Three more TB cases identified at DCU

College screens 100 staff and students in follow-up to earlier TB case on campus

  X-ray of human chest showing pulmonary tuberculosis

X-ray of human chest showing pulmonary tuberculosis


Three cases of tuberculosis have been identified at Dublin City University after students and staff were screened as part of an investigation into a case diagnosed earlier this year.

The HSE has confirmed about 100 students and staff were tested by public health officials in recent months after the earlier case was uncovered. Those tested had been in close contact with the original person diagnosed with the disease.

Three people were found to have non-infectious TB and are being treated appropriately, according to a HSE spokesman, who said there was no ongoing testing in relation to the incident.

The continuation of screening over a number of months, as well as a perceived lack of information about the outbreak, were raised as concerns by some parents who contacted The Irish Times. However, the HSE emphasised yesterday that the screening process was now finished.

A spokesman said all those tested were provided with written and verbal information on the reason for testing by medical staff. In a separate occurrence in the college last year, two students were diagnosed with TB.

TB is a bacterial disease which usually infects the lungs but can affect other parts of the body including the bones, kidneys and lymph nodes. Both infectious and non-infectious strands of TB can be contracted.

Symptoms of infectious TB include fever, night sweats, weight loss and coughing blood. Another form of the disease, known as latent TB, usually does not present any symptoms.

Last year, figures for the Health Protection Surveillance Centre showed a record low in the number of TB cases in Ireland.
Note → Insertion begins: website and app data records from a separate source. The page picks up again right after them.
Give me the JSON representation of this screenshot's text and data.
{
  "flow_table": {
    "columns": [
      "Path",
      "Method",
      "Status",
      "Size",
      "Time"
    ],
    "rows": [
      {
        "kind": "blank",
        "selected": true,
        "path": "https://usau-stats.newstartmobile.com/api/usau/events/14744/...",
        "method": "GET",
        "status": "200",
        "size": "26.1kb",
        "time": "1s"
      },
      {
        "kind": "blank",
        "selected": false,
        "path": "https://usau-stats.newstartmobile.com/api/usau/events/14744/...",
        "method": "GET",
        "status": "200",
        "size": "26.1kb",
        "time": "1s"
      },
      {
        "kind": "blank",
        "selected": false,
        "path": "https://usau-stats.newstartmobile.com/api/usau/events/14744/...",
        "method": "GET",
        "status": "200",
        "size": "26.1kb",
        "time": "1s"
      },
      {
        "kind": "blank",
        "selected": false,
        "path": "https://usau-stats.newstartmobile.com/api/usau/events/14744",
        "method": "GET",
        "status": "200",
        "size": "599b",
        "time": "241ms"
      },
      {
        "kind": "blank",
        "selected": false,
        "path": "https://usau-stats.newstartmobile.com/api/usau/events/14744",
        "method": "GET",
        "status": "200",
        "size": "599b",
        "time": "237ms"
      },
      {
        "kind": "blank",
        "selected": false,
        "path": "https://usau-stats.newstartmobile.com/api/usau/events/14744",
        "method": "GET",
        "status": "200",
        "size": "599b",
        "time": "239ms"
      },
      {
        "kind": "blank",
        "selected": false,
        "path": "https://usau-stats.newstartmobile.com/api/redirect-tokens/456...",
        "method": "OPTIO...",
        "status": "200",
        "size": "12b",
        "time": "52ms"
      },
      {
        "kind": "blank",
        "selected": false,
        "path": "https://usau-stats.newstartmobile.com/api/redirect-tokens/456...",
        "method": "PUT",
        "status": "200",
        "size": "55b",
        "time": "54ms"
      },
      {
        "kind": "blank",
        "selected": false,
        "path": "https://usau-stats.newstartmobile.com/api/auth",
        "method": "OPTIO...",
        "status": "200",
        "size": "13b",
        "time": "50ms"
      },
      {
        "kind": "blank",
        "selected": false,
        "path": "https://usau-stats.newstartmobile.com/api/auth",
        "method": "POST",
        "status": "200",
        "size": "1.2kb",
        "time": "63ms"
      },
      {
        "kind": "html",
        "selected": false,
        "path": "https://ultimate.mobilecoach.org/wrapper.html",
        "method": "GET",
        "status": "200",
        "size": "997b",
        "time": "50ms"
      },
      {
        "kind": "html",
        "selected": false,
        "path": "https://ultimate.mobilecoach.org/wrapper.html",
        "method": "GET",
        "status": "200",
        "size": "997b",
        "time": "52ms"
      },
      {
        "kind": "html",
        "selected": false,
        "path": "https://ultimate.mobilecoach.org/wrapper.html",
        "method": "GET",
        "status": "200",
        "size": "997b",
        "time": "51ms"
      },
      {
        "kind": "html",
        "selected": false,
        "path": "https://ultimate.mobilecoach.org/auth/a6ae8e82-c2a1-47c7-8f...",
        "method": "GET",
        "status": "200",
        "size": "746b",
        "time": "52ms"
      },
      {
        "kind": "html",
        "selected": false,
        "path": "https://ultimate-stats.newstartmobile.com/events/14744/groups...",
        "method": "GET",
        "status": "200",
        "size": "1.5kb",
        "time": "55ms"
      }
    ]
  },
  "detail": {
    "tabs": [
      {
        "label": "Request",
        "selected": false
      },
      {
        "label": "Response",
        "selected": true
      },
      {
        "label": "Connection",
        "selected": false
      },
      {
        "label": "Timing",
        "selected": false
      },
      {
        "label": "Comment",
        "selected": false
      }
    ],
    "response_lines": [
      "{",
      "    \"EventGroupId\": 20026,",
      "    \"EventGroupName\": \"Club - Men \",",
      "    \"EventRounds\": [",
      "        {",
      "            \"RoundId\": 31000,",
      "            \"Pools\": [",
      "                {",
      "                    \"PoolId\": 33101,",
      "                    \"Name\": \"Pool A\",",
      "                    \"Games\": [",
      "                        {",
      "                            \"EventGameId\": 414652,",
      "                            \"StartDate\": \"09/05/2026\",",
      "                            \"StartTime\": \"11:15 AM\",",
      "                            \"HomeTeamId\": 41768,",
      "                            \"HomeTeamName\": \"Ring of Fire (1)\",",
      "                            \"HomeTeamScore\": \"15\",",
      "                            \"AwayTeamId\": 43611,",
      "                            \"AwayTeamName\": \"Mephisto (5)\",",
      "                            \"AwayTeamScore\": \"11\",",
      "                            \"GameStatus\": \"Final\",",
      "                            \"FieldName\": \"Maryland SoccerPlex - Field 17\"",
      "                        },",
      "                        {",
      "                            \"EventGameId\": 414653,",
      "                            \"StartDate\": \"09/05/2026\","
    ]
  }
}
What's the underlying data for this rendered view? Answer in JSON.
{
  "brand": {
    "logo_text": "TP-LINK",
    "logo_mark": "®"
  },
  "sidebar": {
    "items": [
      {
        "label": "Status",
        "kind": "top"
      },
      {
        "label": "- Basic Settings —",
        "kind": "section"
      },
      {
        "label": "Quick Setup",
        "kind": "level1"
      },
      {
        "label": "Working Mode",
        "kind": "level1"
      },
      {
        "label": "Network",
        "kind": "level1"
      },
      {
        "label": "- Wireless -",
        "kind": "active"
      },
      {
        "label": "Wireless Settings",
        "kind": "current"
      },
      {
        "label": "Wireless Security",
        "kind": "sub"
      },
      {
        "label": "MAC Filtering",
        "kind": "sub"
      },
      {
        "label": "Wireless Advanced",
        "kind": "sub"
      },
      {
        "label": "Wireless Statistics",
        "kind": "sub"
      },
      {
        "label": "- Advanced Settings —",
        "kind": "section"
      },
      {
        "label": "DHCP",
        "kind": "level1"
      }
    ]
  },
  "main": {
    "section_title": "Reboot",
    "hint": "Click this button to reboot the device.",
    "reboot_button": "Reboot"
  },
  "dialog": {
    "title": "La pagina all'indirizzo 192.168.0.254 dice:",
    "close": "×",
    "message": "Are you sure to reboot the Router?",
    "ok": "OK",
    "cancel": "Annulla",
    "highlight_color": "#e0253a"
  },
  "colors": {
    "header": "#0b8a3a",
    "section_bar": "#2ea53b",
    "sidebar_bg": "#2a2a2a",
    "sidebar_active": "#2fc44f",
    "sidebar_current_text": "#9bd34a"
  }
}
There were 375 cases last year, compared to over 7,000 a year in the 1950s.